START INFORMATION PROVIDED

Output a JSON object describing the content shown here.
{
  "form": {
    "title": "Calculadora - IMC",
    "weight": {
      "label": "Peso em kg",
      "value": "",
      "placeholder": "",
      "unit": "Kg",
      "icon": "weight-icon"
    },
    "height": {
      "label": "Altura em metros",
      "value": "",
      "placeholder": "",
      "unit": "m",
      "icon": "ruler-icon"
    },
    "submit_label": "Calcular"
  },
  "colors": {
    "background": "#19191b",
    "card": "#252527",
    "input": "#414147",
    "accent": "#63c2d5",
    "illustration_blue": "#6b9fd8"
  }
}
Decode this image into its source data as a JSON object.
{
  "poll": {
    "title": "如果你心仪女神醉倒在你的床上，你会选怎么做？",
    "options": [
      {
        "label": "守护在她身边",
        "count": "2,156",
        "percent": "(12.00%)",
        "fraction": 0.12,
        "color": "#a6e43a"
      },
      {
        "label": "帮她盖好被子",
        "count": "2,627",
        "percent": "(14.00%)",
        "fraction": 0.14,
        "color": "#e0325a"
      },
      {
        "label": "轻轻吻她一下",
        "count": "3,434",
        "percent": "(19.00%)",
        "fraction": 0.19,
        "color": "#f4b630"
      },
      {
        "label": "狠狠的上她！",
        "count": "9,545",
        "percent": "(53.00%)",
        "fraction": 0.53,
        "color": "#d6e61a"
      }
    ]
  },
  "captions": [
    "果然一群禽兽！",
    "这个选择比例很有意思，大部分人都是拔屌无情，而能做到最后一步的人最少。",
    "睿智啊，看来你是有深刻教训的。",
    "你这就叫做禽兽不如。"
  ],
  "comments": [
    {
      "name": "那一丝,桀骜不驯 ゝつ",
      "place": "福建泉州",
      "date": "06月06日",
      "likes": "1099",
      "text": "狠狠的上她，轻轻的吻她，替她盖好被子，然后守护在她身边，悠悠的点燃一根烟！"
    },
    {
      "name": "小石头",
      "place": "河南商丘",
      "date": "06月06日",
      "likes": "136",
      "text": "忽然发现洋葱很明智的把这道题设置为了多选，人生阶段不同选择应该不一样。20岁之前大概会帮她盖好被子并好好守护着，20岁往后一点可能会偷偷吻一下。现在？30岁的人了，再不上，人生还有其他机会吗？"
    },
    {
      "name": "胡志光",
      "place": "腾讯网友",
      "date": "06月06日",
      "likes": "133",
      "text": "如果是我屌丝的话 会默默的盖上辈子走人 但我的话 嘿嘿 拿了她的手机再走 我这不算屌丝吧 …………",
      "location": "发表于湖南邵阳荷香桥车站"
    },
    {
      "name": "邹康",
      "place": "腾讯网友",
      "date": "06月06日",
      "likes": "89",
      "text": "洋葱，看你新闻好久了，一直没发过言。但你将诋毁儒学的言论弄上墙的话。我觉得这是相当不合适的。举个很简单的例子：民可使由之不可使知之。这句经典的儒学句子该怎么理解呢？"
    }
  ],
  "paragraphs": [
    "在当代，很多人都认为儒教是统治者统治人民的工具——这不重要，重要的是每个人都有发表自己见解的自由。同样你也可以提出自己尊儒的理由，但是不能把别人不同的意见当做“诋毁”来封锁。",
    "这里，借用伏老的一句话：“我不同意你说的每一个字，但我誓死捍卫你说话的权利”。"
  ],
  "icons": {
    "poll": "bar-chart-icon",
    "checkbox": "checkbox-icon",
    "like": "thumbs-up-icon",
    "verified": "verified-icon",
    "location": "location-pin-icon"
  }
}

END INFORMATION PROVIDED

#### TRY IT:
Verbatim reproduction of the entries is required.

#### EXERCISE RESPONSE:
Output a JSON object describing the content shown here.
{
  "form": {
    "title": "Calculadora - IMC",
    "weight": {
      "label": "Peso em kg",
      "value": "",
      "placeholder": "",
      "unit": "Kg",
      "icon": "weight-icon"
    },
    "height": {
      "label": "Altura em metros",
      "value": "",
      "placeholder": "",
      "unit": "m",
      "icon": "ruler-icon"
    },
    "submit_label": "Calcular"
  },
  "colors": {
    "background": "#19191b",
    "card": "#252527",
    "input": "#414147",
    "accent": "#63c2d5",
    "illustration_blue": "#6b9fd8"
  }
}
Decode this image into its source data as a JSON object.
{
  "poll": {
    "title": "如果你心仪女神醉倒在你的床上，你会选怎么做？",
    "options": [
      {
        "label": "守护在她身边",
        "count": "2,156",
        "percent": "(12.00%)",
        "fraction": 0.12,
        "color": "#a6e43a"
      },
      {
        "label": "帮她盖好被子",
        "count": "2,627",
        "percent": "(14.00%)",
        "fraction": 0.14,
        "color": "#e0325a"
      },
      {
        "label": "轻轻吻她一下",
        "count": "3,434",
        "percent": "(19.00%)",
        "fraction": 0.19,
        "color": "#f4b630"
      },
      {
        "label": "狠狠的上她！",
        "count": "9,545",
        "percent": "(53.00%)",
        "fraction": 0.53,
        "color": "#d6e61a"
      }
    ]
  },
  "captions": [
    "果然一群禽兽！",
    "这个选择比例很有意思，大部分人都是拔屌无情，而能做到最后一步的人最少。",
    "睿智啊，看来你是有深刻教训的。",
    "你这就叫做禽兽不如。"
  ],
  "comments": [
    {
      "name": "那一丝,桀骜不驯 ゝつ",
      "place": "福建泉州",
      "date": "06月06日",
      "likes": "1099",
      "text": "狠狠的上她，轻轻的吻她，替她盖好被子，然后守护在她身边，悠悠的点燃一根烟！"
    },
    {
      "name": "小石头",
      "place": "河南商丘",
      "date": "06月06日",
      "likes": "136",
      "text": "忽然发现洋葱很明智的把这道题设置为了多选，人生阶段不同选择应该不一样。20岁之前大概会帮她盖好被子并好好守护着，20岁往后一点可能会偷偷吻一下。现在？30岁的人了，再不上，人生还有其他机会吗？"
    },
    {
      "name": "胡志光",
      "place": "腾讯网友",
      "date": "06月06日",
      "likes": "133",
      "text": "如果是我屌丝的话 会默默的盖上辈子走人 但我的话 嘿嘿 拿了她的手机再走 我这不算屌丝吧 …………",
      "location": "发表于湖南邵阳荷香桥车站"
    },
    {
      "name": "邹康",
      "place": "腾讯网友",
      "date": "06月06日",
      "likes": "89",
      "text": "洋葱，看你新闻好久了，一直没发过言。但你将诋毁儒学的言论弄上墙的话。我觉得这是相当不合适的。举个很简单的例子：民可使由之不可使知之。这句经典的儒学句子该怎么理解呢？"
    }
  ],
  "paragraphs": [
    "在当代，很多人都认为儒教是统治者统治人民的工具——这不重要，重要的是每个人都有发表自己见解的自由。同样你也可以提出自己尊儒的理由，但是不能把别人不同的意见当做“诋毁”来封锁。",
    "这里，借用伏老的一句话：“我不同意你说的每一个字，但我誓死捍卫你说话的权利”。"
  ],
  "icons": {
    "poll": "bar-chart-icon",
    "checkbox": "checkbox-icon",
    "like": "thumbs-up-icon",
    "verified": "verified-icon",
    "location": "location-pin-icon"
  }
}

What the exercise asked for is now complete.